Los Angeles Water Conservation Tips
In Los Angeles and around California, the conservation of water continues to be a top concern with homeowners, particularly as it not only affects the larger community but can also have a serious affect on one’s budget. Below are some tips to help you conserve water around your home:
1. Rain Barrels
Available at hardware stores or specialist contractors, rain barrels can be attached to the downspouts of your rain gutters, enabling you to potentially save hundreds of gallons of water. Many of these rain barrels have spigots attached to the bottom, enabling you to set up a natural irrigation system with drip hoses or otherwise.
2. A Different Type of Garden
By using less grass and plants that are more appropriate to the climate, you can have a beautiful garden that consumes far less water. The garden doesn’t need to be all cacti and rocks — your local nursery or landscaper can assist you with suggestions.
Placing organic mulch around plants encourages better plant growth and development, and makes all landscape maintenance operations easier. Mulch helps conserve water by insulating and protecting the soil from the hot California sun, reducing the drying and hard-baking effects caused by evaporation. It is important, however, to ensure that the mulch doesn’t crust over — a thick layer of mulch can form a crust, preventing water from soaking into the soil. To prevent this from happening, use a rake to break up crusted mulch.
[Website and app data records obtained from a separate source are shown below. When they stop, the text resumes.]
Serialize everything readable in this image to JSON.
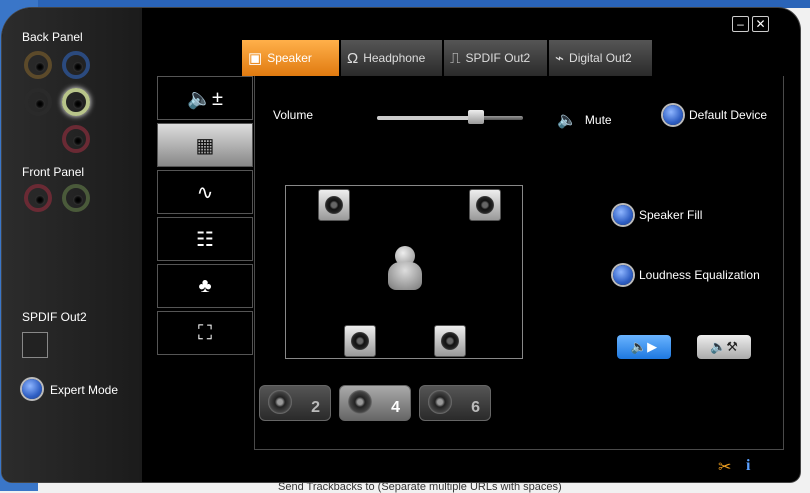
{
  "left_panel": {
    "back_panel_label": "Back Panel",
    "front_panel_label": "Front Panel",
    "spdif_label": "SPDIF Out2",
    "expert_mode_label": "Expert Mode"
  },
  "tabs": [
    {
      "label": "Speaker",
      "icon": "speaker-icon",
      "active": true
    },
    {
      "label": "Headphone",
      "icon": "headphone-icon",
      "active": false
    },
    {
      "label": "SPDIF Out2",
      "icon": "spdif-icon",
      "active": false
    },
    {
      "label": "Digital Out2",
      "icon": "digital-out-icon",
      "active": false
    }
  ],
  "sidebar": [
    {
      "name": "volume-levels",
      "icon": "speaker-plus-minus-icon"
    },
    {
      "name": "speaker-config",
      "icon": "surround-speakers-icon",
      "active": true
    },
    {
      "name": "sound-effects",
      "icon": "waveform-icon"
    },
    {
      "name": "equalizer",
      "icon": "equalizer-icon"
    },
    {
      "name": "environment",
      "icon": "environment-icon"
    },
    {
      "name": "room-correction",
      "icon": "room-correction-icon"
    }
  ],
  "main": {
    "volume_label": "Volume",
    "volume_level": 0.68,
    "mute_label": "Mute",
    "default_device_label": "Default Device",
    "speaker_fill_label": "Speaker Fill",
    "loudness_eq_label": "Loudness Equalization"
  },
  "channel_configs": [
    {
      "label": "2",
      "active": false
    },
    {
      "label": "4",
      "active": true
    },
    {
      "label": "6",
      "active": false
    }
  ],
  "status_text": "Send Trackbacks to (Separate multiple URLs with spaces)",
  "colors": {
    "active_tab": "#f08a1c",
    "radio_blue": "#2f5fc4",
    "test_button": "#1e78e0"
  }
}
4. Use Water Effectively
Put the water where the plant’s roots can reach it — avoid soaking the foliage of a plant, and avoid spraying water outside the root zone of a shrub or perennial plant. If you notice water running off or forming a puddle, stop and let the water soak into the soil before continuing. Also, remember water that runs off onto a paved surface doesn’t do any good. Likewise, when using a lawn sprinkler, ensure the water hits the lawn and not the driveway or the sidewalk.
5. The Right Tool for the Job
When using a standard garden hose and nozzle, a lot of water gets lost as mist, evaporation or runoff. Soaker hoses and sprinkler wands are wonderful tools when watering, as they perform more efficiently.
6. Avoid Over-Watering
A general rule-of-thumb is that a lawn needs roughly one inch of water per week, whereas perennial plants and shrubs need one to two inches per week. If you are watering annual plants, check the plant tag — the small spear-shaped plastic tag that comes with the plant when purchased — as it will tell you the water requirements. If you are unsure, keep the plant’s soil moist and check to see how the plant is responding. If the plant begins wilting, add slightly more water and continue to check it. Beware of overcompensation — overwatering leads to root rot and may compact the soil, hindering the roots’ access to air.
7. Moisture Testing
Your local plant nursery likely sells a tool to help gauge the moisture level of the soil. If you don’t have such a tool, it is possible to use a large flat screwdriver. Poke the screwdriver into the soil to check the resistance — the greater the resistance, the drier the soil.
8. Water in the Morning
Watering in the morning, when the air is cooler, helps water soak in before evaporation takes place. Also, watering in the morning helps the plant absorb the water throughout the day. When watering at dusk, or in the early evening, you risk the formation of fungus, as these organisms tend to thrive in places where it is dark and damp. Also, watering in darkness reduces your visibility and therefore your level of precision when watering.
9. Front Over Back
In times of severe water restriction, it may be necessary to prioritize. Remember that the front of the house is more important in terms of improving its overall look and value. Focus on the front lawn first, and don’t worry so much about the back yard.
10. More Water, Less Frequently
With perennial plants, as well as your lawn, larger amounts of water at more widely-spaced intervals helps prevent shallow rooting. In hot weather, it is generally recommended to water perennial plants every other day, and shrubs every three or four days. Of course, it is also recommended to monitor the moisture content of the soil and adjust the intervals as necessary. Annual and potted plants can be watered as needed. Remember that potted plants can’t obtain any moisture from the surrounding soil, so it’s imperative to keep the soil moist.
11. Use Cool Water
Avoid using a hose that’s been coiled up and sitting in the sun all day, as that hose can act like a water heater. Heated water can place undue stress on sensitive plants. Instead, store your hose in the shade, or run out the heated water before you begin watering.
If you have more questions about how to set yourself up to conserve the maximum amount of water, don’t hesitate to give Rain Gutter Pros a call.